▶ [Work to be completed]: What is the number of lines in the data that contain "None"? Nothing besides that number, please.

Provided records START

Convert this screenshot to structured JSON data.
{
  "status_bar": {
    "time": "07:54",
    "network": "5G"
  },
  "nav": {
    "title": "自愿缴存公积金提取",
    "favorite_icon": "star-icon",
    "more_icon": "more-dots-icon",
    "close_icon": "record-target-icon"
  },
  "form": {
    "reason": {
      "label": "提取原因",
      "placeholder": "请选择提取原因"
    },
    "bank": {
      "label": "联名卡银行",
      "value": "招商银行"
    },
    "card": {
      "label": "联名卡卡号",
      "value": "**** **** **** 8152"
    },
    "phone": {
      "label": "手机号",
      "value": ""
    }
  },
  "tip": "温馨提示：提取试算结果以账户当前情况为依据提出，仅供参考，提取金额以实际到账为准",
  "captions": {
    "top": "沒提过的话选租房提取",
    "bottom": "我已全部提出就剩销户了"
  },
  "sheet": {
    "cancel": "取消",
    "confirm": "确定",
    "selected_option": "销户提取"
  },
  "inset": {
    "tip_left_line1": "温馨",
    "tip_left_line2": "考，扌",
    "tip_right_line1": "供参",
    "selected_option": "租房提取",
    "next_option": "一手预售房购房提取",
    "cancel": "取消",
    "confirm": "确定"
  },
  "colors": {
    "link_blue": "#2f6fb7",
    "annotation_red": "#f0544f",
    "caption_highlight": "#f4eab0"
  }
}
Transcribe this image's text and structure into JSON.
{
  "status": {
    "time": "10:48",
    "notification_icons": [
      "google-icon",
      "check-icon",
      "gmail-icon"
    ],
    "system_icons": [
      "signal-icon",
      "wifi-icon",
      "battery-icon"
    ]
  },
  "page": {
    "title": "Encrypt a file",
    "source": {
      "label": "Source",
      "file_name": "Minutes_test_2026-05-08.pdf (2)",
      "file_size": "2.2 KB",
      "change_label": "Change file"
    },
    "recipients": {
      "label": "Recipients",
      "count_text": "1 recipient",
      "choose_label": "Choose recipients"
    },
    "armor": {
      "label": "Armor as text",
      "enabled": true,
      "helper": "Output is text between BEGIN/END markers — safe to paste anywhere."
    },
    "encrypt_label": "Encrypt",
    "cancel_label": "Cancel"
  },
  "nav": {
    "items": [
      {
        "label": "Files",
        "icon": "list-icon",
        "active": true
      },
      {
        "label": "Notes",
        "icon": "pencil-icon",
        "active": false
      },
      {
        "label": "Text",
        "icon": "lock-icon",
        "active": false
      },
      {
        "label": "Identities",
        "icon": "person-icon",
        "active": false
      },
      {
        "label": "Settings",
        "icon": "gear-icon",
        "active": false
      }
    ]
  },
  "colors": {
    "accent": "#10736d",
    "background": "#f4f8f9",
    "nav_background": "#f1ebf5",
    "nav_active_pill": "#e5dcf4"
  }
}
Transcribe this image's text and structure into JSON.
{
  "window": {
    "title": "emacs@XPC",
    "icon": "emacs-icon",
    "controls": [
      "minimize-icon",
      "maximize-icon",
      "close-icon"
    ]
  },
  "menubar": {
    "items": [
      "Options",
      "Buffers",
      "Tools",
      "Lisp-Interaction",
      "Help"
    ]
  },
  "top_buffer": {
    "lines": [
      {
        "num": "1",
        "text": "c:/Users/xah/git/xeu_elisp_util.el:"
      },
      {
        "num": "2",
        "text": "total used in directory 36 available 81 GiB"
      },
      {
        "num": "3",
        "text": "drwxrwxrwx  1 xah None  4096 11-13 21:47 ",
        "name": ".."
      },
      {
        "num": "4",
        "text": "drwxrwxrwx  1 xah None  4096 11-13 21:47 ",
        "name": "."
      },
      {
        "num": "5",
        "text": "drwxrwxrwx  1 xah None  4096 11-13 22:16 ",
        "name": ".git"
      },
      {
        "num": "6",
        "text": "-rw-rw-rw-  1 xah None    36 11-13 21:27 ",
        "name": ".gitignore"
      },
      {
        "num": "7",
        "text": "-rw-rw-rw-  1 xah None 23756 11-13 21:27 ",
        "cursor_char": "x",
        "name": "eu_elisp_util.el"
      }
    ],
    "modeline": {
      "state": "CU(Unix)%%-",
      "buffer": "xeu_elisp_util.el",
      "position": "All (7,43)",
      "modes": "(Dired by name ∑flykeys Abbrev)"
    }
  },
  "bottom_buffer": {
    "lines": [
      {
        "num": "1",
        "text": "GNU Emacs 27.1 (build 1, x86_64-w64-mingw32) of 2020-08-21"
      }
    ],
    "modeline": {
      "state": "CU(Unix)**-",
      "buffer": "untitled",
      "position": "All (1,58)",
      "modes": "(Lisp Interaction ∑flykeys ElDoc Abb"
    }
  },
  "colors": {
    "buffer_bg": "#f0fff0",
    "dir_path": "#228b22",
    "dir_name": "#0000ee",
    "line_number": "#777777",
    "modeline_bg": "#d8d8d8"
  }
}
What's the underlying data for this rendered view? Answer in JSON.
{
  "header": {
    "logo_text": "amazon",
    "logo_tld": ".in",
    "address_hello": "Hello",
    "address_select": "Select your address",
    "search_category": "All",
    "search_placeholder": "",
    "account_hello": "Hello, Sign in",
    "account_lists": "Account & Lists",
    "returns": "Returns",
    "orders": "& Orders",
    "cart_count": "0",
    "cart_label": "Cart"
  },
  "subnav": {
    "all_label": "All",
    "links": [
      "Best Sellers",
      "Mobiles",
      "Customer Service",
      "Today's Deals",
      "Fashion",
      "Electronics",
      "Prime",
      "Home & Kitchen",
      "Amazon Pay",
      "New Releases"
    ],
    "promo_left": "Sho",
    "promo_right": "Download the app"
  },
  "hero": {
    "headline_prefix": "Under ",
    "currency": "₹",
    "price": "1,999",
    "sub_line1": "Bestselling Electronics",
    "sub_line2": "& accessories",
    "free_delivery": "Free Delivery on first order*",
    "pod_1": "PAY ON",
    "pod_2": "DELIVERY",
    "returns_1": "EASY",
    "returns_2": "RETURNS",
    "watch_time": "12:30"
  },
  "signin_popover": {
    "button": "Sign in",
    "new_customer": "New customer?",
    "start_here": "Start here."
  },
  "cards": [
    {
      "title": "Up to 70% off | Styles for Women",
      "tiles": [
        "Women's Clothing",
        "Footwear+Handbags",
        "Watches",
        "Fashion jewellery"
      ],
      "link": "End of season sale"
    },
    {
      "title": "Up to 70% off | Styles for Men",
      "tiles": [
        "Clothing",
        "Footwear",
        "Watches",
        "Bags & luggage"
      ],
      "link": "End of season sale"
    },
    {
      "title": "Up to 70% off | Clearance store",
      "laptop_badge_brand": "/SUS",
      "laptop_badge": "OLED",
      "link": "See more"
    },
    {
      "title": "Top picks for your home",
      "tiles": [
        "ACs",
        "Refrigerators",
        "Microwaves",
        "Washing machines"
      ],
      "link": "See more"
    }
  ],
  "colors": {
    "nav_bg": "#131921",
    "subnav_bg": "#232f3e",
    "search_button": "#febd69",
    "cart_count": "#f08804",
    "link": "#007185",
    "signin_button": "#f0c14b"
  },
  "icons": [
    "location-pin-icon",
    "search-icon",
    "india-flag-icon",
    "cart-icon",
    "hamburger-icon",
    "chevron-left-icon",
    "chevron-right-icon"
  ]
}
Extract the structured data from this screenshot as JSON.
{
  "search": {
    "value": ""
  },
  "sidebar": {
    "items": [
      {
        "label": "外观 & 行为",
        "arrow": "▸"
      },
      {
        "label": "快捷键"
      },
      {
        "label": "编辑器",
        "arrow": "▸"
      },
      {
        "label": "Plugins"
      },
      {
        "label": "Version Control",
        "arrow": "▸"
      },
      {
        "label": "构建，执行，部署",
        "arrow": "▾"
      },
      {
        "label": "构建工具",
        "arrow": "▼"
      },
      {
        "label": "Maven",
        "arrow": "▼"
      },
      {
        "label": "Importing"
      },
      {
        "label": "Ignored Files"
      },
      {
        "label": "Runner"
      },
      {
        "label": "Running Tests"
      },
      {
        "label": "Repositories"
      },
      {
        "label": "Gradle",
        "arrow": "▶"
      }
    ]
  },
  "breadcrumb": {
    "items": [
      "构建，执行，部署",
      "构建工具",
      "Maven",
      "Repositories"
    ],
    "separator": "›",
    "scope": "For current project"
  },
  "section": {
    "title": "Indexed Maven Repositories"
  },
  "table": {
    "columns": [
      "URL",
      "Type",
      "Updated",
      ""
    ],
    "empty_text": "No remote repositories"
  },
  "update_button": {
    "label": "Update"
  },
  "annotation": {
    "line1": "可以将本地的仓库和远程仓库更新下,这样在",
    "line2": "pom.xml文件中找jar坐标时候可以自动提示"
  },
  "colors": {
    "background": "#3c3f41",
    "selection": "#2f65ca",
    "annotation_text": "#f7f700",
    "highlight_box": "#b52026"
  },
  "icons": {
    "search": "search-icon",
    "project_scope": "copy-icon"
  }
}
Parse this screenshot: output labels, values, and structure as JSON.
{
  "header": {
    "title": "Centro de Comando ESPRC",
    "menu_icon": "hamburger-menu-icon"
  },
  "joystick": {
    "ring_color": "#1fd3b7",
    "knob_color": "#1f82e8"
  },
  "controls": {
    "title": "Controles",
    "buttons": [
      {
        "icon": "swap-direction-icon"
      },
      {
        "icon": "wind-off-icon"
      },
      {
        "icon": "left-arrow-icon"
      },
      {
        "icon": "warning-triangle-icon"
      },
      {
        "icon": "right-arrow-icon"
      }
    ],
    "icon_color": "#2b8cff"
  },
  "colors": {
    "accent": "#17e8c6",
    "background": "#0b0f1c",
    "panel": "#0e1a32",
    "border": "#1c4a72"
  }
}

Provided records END

▶ [Exercise answer]: 5